══ Data for this task
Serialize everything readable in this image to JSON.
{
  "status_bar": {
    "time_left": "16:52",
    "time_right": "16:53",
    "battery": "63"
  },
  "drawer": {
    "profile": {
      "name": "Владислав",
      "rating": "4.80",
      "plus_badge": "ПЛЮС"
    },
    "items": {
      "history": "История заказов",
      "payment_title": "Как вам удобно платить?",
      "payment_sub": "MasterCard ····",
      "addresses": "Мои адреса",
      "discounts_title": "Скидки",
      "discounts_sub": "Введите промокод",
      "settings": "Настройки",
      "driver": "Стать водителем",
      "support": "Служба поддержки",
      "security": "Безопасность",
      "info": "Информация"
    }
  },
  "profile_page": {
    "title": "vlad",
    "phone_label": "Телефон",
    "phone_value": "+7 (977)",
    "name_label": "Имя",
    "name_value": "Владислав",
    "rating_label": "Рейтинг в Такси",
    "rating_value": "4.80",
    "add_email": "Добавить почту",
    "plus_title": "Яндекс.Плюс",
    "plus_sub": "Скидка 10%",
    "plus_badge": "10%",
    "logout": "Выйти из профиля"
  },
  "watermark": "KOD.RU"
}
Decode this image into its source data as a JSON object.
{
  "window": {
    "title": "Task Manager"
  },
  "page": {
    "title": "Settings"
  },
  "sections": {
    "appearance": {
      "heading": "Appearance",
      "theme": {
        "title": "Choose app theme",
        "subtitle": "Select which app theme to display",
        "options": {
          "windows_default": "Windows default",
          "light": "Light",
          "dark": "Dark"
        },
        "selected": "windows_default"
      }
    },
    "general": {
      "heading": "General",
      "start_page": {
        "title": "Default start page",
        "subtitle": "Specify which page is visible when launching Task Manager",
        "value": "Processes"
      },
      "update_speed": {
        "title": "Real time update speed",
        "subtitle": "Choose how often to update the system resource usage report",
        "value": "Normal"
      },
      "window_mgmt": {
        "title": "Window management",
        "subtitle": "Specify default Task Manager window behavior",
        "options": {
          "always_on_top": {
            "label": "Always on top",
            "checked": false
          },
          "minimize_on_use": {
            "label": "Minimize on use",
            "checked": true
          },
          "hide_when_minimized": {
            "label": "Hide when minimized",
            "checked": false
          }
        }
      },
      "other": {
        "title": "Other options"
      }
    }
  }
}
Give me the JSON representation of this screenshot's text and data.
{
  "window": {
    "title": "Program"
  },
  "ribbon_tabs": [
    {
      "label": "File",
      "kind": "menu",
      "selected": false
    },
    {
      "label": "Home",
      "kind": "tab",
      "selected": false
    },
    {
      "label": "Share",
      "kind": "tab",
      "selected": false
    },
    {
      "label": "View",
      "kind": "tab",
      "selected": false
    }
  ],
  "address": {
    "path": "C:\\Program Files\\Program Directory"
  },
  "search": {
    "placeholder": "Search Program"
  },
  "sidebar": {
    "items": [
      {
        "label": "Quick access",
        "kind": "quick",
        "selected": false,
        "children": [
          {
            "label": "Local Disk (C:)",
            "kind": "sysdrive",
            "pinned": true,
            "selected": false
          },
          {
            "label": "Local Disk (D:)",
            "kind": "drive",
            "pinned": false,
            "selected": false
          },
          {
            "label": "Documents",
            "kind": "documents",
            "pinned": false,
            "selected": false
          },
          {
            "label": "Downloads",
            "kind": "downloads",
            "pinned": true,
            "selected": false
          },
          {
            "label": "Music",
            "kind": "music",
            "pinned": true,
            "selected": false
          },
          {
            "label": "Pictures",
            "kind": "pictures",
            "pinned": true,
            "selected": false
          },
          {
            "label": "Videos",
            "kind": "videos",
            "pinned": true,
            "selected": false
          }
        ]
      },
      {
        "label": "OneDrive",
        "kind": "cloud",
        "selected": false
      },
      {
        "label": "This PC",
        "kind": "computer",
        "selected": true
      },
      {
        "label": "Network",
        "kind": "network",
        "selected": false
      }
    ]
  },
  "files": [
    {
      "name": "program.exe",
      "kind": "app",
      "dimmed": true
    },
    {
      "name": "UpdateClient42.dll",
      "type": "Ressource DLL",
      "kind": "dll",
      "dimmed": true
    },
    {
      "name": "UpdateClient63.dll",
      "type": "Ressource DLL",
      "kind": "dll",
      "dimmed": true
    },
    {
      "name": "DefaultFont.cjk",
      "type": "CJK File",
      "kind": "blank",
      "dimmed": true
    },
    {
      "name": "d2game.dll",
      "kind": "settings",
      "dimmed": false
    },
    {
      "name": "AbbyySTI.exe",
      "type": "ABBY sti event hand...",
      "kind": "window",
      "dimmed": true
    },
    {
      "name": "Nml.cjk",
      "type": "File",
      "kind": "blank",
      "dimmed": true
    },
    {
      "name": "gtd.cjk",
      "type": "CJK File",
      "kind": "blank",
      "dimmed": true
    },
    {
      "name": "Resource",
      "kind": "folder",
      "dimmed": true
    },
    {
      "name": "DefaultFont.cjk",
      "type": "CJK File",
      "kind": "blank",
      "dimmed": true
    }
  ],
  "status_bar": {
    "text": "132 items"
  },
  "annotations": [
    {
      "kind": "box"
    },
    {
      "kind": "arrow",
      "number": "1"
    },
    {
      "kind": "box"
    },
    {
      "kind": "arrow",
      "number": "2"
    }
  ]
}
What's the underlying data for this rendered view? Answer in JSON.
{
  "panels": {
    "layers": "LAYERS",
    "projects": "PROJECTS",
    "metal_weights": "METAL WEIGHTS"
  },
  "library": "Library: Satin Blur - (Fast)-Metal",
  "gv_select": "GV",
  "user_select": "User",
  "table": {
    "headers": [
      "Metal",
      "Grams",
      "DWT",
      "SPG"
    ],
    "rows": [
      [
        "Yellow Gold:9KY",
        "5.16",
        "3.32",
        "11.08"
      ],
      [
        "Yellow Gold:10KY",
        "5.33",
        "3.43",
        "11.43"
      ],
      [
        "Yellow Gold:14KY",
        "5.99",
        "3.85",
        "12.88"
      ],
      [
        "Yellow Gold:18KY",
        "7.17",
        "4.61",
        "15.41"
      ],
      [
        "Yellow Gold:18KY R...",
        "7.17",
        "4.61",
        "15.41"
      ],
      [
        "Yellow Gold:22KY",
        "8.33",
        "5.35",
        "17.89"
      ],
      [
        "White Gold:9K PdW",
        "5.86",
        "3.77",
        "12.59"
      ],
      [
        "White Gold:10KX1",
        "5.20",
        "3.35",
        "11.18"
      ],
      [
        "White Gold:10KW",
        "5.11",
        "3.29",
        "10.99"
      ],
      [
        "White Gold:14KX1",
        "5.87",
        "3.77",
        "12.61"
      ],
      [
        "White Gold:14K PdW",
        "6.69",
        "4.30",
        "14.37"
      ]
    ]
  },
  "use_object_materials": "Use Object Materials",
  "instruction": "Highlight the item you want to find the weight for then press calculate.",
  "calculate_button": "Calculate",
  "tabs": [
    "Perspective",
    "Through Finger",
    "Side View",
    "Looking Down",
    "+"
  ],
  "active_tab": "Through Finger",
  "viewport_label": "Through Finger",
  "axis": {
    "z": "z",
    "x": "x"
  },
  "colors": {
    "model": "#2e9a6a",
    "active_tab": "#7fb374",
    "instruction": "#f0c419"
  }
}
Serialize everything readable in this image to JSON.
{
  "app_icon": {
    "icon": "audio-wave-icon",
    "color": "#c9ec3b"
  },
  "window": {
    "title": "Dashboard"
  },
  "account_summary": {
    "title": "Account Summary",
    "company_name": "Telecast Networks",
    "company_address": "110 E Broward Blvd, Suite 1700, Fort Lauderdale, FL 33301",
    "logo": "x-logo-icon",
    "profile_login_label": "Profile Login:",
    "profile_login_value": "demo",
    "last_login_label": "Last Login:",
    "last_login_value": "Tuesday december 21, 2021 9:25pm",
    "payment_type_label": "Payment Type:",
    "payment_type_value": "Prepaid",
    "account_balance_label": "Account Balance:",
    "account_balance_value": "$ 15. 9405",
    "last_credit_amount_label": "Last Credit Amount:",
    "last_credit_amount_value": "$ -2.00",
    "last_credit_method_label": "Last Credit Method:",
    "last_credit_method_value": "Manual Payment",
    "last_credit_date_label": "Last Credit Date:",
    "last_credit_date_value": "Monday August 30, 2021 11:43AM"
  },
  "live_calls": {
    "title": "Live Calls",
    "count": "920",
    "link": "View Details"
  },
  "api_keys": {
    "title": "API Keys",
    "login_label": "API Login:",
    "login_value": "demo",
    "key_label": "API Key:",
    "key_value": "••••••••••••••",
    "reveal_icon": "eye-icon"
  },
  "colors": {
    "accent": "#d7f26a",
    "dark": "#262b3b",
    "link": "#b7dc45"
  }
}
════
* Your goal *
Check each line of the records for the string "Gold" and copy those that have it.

* Reply to the exercise *
        "Yellow Gold:9KY",
        "Yellow Gold:10KY",
        "Yellow Gold:14KY",
        "Yellow Gold:18KY",
        "Yellow Gold:18KY R...",
        "Yellow Gold:22KY",
        "White Gold:9K PdW",
        "White Gold:10KX1",
        "White Gold:10KW",
        "White Gold:14KX1",
        "White Gold:14K PdW",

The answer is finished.